Apart from the pictures, return every line of the listing exactly.
Top of SOURCE RECORDS
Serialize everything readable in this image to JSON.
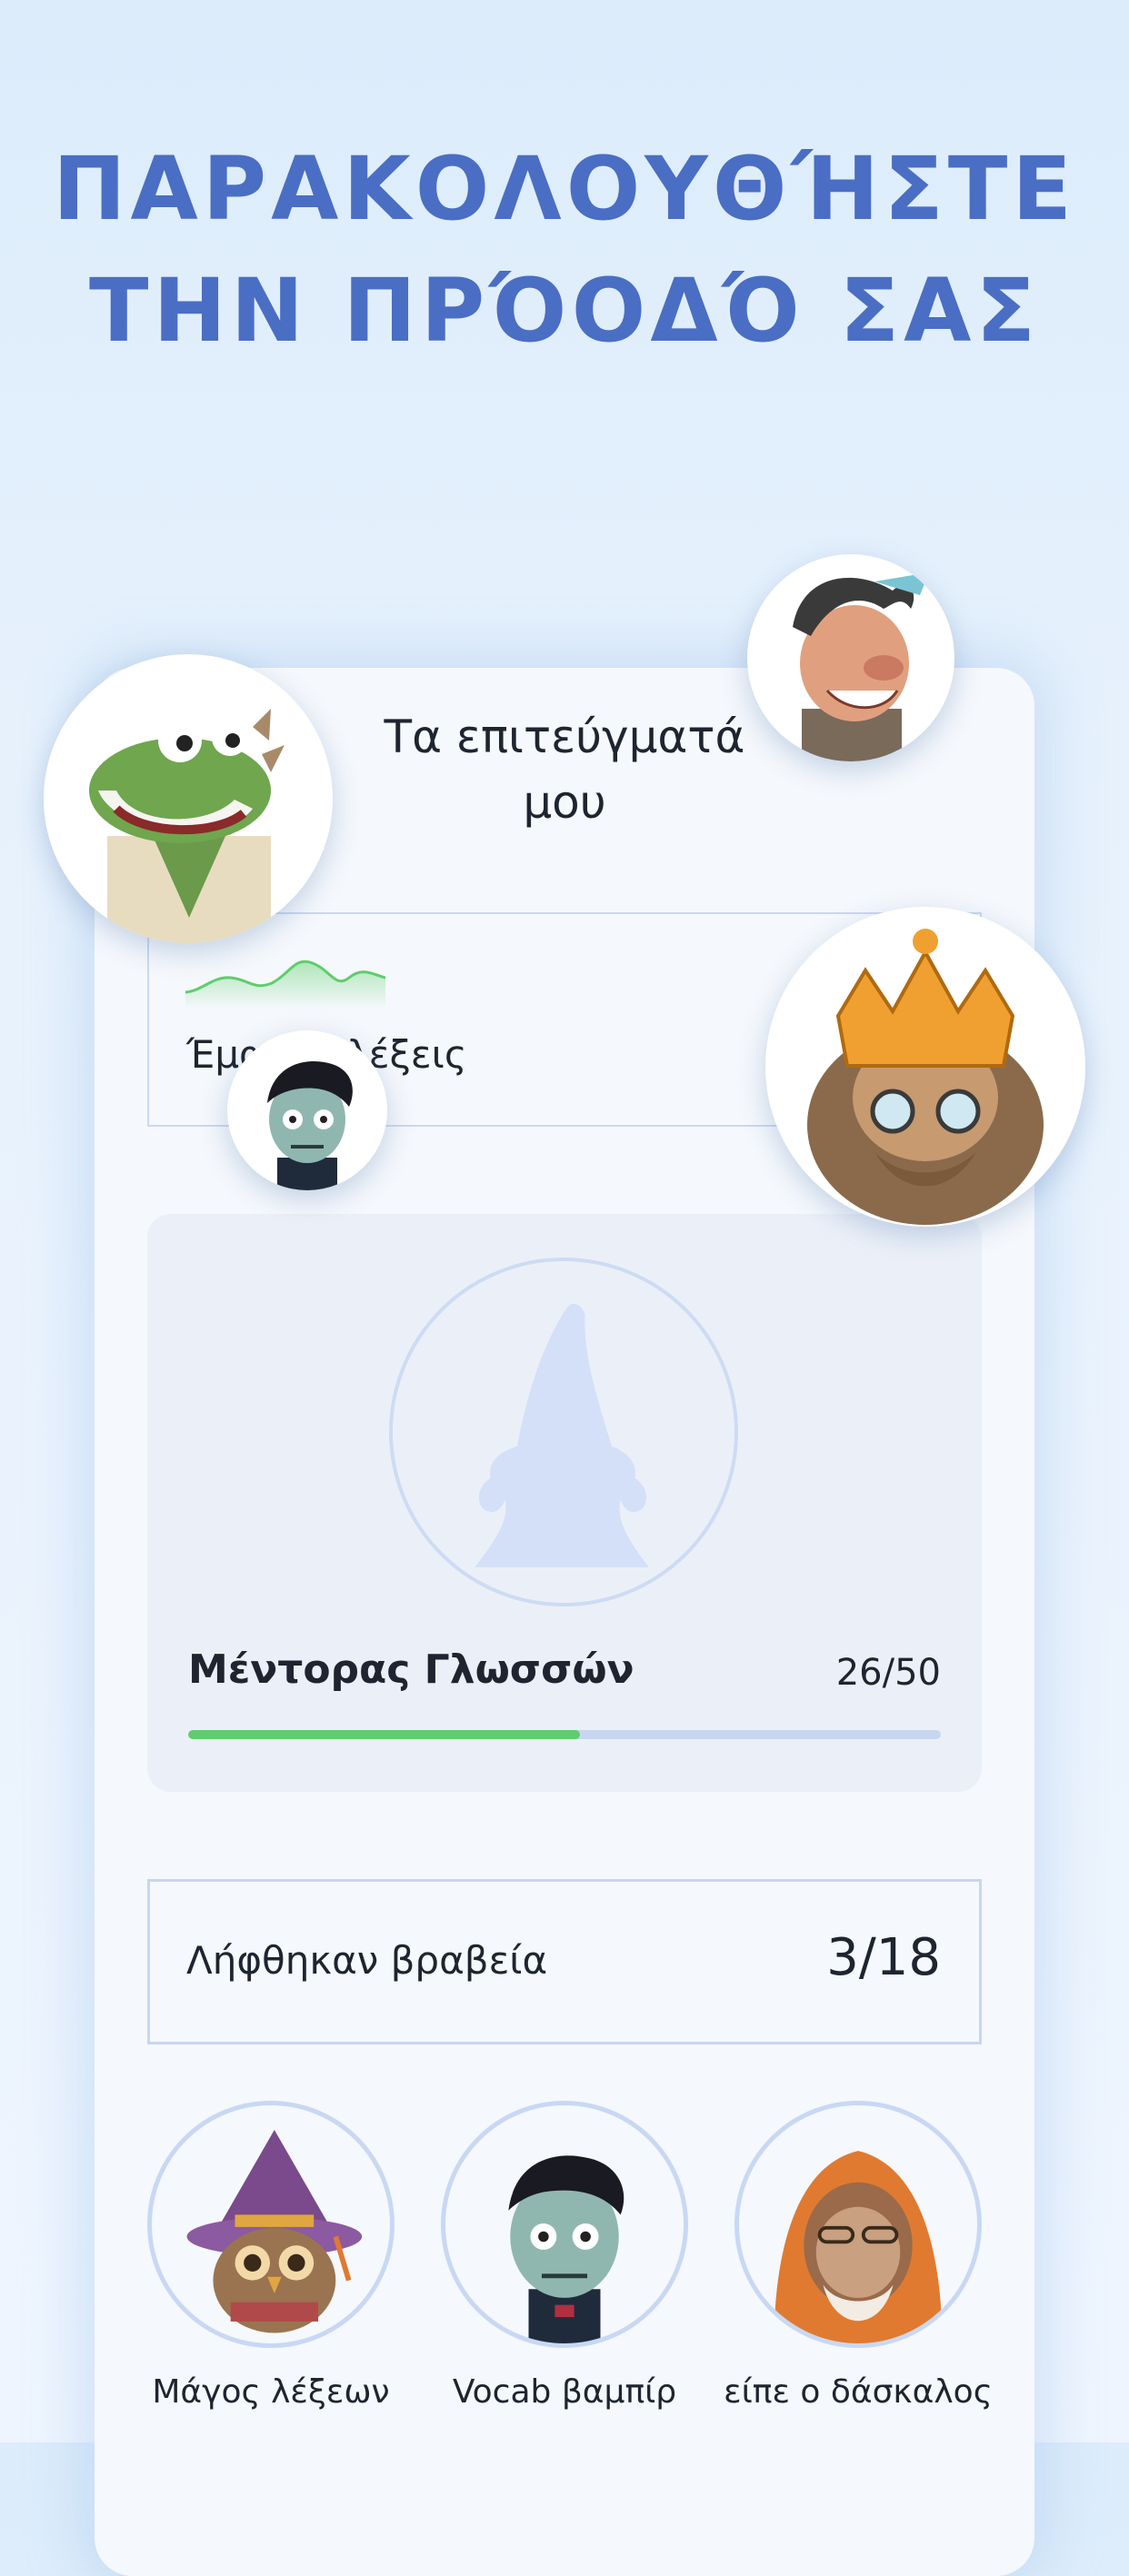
{
  "headline": {
    "line1": "ΠΑΡΑΚΟΛΟΥΘΉΣΤΕ",
    "line2": "ΤΗΝ ΠΡΌΟΔΌ ΣΑΣ"
  },
  "card": {
    "title_line1": "Τα επιτεύγματά",
    "title_line2": "μου"
  },
  "stat": {
    "label": "Έμαθαν λέξεις"
  },
  "mentor": {
    "name": "Μέντορας Γλωσσών",
    "count": "26/50",
    "progress": 0.52
  },
  "awards": {
    "label": "Λήφθηκαν βραβεία",
    "count": "3/18"
  },
  "badges": [
    {
      "label": "Μάγος λέξεων",
      "icon": "owl-wizard-icon"
    },
    {
      "label": "Vocab βαμπίρ",
      "icon": "zombie-vampire-icon"
    },
    {
      "label": "είπε ο δάσκαλος",
      "icon": "hooded-ape-icon"
    }
  ],
  "colors": {
    "headline": "#4a6ec4",
    "progress_fill": "#5fcd6c",
    "progress_track": "#c8d6f0",
    "border": "#c8d8f4"
  }
}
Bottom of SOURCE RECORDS
§ **SOLVED PROBLEM**:
Serialize everything readable in this image to JSON.
{
  "headline": {
    "line1": "ΠΑΡΑΚΟΛΟΥΘΉΣΤΕ",
    "line2": "ΤΗΝ ΠΡΌΟΔΌ ΣΑΣ"
  },
  "card": {
    "title_line1": "Τα επιτεύγματά",
    "title_line2": "μου"
  },
  "stat": {
    "label": "Έμαθαν λέξεις"
  },
  "mentor": {
    "name": "Μέντορας Γλωσσών",
    "count": "26/50",
    "progress": 0.52
  },
  "awards": {
    "label": "Λήφθηκαν βραβεία",
    "count": "3/18"
  },
  "badges": [
    {
      "label": "Μάγος λέξεων",
      "icon": "owl-wizard-icon"
    },
    {
      "label": "Vocab βαμπίρ",
      "icon": "zombie-vampire-icon"
    },
    {
      "label": "είπε ο δάσκαλος",
      "icon": "hooded-ape-icon"
    }
  ],
  "colors": {
    "headline": "#4a6ec4",
    "progress_fill": "#5fcd6c",
    "progress_track": "#c8d6f0",
    "border": "#c8d8f4"
  }
}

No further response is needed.